- _Information given_:
┌──

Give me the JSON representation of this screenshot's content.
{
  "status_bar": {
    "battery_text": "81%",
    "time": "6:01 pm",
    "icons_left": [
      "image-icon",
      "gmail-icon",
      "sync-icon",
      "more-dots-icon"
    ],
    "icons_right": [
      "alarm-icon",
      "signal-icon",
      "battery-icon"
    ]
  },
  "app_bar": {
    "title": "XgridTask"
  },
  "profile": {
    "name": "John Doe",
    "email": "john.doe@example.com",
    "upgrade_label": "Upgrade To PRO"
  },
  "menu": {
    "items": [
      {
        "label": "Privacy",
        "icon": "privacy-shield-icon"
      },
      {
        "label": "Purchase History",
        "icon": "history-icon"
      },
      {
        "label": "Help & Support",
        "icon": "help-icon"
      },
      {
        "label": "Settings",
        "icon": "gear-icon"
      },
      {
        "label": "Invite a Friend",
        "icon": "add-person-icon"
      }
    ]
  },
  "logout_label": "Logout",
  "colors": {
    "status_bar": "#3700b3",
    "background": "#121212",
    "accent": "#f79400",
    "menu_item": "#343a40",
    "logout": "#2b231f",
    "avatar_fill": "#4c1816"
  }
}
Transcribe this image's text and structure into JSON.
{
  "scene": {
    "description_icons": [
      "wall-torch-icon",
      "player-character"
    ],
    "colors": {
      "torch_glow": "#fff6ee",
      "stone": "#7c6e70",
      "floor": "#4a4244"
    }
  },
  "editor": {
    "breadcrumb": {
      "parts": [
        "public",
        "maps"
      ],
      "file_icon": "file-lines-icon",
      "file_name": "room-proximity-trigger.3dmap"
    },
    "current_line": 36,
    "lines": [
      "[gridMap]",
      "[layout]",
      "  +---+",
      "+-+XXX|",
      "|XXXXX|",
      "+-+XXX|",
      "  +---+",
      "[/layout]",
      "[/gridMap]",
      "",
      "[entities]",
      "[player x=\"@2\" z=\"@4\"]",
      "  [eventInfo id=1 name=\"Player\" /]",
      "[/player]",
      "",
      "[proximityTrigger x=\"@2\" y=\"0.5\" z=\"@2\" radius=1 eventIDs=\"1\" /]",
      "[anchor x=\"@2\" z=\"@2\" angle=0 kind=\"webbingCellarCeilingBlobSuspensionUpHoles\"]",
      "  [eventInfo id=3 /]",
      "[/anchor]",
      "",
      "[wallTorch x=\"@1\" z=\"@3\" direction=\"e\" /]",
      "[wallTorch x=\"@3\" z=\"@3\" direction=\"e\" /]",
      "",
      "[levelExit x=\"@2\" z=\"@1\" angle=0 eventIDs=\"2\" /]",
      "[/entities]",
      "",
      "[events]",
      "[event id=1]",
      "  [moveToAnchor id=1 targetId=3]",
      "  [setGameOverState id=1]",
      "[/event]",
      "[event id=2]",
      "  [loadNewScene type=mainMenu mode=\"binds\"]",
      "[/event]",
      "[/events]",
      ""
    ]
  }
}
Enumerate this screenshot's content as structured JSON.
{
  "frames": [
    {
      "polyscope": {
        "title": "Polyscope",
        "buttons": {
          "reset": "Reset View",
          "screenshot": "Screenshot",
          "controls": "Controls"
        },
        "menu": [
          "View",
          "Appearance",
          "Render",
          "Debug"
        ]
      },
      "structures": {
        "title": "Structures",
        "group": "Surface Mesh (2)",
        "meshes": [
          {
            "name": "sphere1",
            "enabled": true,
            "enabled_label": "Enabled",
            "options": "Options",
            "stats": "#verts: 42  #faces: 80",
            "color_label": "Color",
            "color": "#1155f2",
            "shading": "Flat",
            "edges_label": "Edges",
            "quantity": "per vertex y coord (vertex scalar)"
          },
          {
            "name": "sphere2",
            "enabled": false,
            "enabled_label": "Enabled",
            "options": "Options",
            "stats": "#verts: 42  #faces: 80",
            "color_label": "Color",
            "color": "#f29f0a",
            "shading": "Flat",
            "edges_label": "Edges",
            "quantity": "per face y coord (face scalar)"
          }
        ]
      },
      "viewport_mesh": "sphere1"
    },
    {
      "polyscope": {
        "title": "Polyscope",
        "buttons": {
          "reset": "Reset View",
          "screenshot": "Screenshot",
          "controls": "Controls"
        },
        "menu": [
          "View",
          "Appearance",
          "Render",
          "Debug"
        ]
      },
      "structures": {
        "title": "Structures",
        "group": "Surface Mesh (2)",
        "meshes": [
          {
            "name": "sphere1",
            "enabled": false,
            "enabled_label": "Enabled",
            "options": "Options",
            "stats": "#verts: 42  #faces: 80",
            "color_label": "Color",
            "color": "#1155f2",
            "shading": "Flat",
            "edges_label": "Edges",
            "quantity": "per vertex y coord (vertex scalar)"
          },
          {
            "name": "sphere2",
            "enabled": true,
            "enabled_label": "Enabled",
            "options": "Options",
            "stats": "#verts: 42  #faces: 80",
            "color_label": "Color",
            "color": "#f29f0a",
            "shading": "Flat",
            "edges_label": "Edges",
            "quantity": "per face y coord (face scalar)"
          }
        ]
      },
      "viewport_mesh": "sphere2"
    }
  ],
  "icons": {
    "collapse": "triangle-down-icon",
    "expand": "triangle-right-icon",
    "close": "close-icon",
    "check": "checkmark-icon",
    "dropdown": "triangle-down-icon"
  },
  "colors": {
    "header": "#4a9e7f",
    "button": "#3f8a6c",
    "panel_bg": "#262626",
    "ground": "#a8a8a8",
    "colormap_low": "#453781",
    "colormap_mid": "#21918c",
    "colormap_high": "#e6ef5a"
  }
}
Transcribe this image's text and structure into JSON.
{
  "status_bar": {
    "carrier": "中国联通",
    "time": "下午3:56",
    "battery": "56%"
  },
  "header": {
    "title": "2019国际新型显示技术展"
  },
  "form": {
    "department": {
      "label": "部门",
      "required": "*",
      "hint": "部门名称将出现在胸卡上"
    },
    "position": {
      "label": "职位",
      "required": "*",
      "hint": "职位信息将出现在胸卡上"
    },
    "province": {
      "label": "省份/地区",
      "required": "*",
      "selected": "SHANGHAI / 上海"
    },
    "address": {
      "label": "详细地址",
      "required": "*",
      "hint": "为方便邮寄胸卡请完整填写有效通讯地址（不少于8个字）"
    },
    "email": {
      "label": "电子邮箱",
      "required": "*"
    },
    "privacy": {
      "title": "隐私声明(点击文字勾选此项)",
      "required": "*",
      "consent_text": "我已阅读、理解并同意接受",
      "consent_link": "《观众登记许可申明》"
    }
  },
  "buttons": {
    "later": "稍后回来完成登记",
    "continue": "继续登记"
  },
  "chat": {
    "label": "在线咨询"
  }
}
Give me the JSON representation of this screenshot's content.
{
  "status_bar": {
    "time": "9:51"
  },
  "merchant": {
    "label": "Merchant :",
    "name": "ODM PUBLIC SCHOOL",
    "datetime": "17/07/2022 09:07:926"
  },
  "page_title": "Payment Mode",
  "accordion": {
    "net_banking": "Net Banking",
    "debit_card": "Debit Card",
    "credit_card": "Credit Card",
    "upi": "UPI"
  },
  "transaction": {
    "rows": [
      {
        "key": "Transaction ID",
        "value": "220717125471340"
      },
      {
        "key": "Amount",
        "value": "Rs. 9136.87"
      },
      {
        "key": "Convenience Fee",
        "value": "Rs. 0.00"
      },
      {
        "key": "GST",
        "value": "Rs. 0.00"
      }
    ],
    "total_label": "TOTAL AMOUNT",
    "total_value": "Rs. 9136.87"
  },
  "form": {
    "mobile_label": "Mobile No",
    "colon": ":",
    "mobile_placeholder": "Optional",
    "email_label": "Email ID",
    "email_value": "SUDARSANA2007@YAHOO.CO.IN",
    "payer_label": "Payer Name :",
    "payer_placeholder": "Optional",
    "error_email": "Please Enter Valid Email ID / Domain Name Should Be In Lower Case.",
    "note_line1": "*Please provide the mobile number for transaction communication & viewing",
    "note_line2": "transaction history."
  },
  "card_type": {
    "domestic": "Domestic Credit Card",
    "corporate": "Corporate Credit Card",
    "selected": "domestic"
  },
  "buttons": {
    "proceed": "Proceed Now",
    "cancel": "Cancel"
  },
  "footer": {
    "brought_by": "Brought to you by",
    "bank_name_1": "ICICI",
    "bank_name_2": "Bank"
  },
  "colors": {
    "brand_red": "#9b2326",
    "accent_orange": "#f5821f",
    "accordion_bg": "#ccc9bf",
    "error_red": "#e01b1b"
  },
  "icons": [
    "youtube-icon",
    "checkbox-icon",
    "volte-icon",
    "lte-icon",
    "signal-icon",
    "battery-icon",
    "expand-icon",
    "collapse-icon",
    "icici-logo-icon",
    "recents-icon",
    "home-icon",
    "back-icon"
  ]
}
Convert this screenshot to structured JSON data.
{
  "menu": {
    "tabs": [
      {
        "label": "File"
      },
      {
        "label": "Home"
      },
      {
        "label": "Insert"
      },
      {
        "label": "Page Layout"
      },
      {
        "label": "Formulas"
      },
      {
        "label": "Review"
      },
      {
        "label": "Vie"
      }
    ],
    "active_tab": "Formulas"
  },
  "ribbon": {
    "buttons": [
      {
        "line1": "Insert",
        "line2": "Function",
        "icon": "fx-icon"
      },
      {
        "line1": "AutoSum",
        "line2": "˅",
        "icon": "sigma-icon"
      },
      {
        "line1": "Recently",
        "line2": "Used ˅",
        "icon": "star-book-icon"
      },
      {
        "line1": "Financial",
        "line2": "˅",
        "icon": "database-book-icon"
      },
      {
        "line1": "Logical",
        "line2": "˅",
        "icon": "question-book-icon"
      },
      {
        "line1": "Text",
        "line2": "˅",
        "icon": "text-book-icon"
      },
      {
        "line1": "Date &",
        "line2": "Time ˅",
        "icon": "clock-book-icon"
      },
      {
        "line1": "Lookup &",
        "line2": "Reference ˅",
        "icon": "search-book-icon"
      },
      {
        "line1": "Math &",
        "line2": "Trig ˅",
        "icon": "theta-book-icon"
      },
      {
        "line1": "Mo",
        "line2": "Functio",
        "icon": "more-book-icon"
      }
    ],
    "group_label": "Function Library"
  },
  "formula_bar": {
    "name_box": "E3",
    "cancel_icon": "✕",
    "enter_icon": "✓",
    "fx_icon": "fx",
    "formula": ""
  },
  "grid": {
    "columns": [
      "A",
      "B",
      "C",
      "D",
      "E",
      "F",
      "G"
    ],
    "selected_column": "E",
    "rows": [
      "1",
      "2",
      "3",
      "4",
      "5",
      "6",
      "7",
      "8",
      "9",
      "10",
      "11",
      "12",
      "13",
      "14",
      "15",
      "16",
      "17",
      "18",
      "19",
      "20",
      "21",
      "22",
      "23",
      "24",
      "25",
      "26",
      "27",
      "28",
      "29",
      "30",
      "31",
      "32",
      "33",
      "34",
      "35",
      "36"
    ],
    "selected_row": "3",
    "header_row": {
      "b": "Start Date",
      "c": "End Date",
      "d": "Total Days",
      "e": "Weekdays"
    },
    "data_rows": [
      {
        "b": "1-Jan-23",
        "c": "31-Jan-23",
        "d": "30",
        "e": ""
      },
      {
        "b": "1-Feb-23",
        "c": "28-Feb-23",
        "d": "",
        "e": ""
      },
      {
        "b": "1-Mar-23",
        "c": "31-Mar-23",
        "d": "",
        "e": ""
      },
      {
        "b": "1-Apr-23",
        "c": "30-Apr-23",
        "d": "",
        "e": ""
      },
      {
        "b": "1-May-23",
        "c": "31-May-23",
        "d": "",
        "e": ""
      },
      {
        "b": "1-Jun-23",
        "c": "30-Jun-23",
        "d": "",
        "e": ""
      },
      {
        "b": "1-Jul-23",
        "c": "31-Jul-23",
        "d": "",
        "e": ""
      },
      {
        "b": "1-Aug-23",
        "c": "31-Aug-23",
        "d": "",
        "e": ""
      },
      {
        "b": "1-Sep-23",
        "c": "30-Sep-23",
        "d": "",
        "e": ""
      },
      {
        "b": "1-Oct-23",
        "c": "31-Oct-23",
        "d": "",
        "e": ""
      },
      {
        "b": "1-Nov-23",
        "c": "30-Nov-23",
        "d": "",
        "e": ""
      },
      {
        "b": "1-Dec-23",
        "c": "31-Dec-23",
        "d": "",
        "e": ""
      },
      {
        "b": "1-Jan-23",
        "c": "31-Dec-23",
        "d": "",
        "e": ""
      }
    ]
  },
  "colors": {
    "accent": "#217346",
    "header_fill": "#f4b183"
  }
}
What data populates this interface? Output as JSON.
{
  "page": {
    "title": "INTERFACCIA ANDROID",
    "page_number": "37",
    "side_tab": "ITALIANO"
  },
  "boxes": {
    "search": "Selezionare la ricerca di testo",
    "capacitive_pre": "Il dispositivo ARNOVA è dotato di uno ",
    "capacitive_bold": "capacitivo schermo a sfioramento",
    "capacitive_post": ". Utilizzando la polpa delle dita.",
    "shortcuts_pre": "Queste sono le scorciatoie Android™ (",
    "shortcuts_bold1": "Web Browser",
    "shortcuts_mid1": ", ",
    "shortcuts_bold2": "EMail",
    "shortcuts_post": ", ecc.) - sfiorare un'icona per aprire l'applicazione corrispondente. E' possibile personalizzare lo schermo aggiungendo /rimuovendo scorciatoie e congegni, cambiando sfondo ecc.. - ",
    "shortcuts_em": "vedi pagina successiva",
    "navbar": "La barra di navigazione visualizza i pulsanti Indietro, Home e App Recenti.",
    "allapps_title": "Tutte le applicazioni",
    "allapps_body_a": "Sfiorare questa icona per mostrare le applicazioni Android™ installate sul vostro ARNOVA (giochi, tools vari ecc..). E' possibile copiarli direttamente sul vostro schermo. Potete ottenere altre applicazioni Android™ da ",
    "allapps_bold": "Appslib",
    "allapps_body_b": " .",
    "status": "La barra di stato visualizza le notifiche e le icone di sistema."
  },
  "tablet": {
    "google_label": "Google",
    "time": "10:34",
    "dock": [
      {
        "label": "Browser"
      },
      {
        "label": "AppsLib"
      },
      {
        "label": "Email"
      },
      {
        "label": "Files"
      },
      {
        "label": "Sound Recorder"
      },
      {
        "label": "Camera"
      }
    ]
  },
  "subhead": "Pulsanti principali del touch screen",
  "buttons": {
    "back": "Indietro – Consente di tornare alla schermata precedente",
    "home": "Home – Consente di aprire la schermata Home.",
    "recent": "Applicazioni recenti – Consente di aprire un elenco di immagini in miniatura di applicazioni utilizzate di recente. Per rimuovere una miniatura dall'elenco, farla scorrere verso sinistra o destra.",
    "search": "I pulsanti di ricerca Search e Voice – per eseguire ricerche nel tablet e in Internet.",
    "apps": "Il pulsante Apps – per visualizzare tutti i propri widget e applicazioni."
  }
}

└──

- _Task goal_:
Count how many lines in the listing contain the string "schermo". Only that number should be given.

- _Task answer_:
3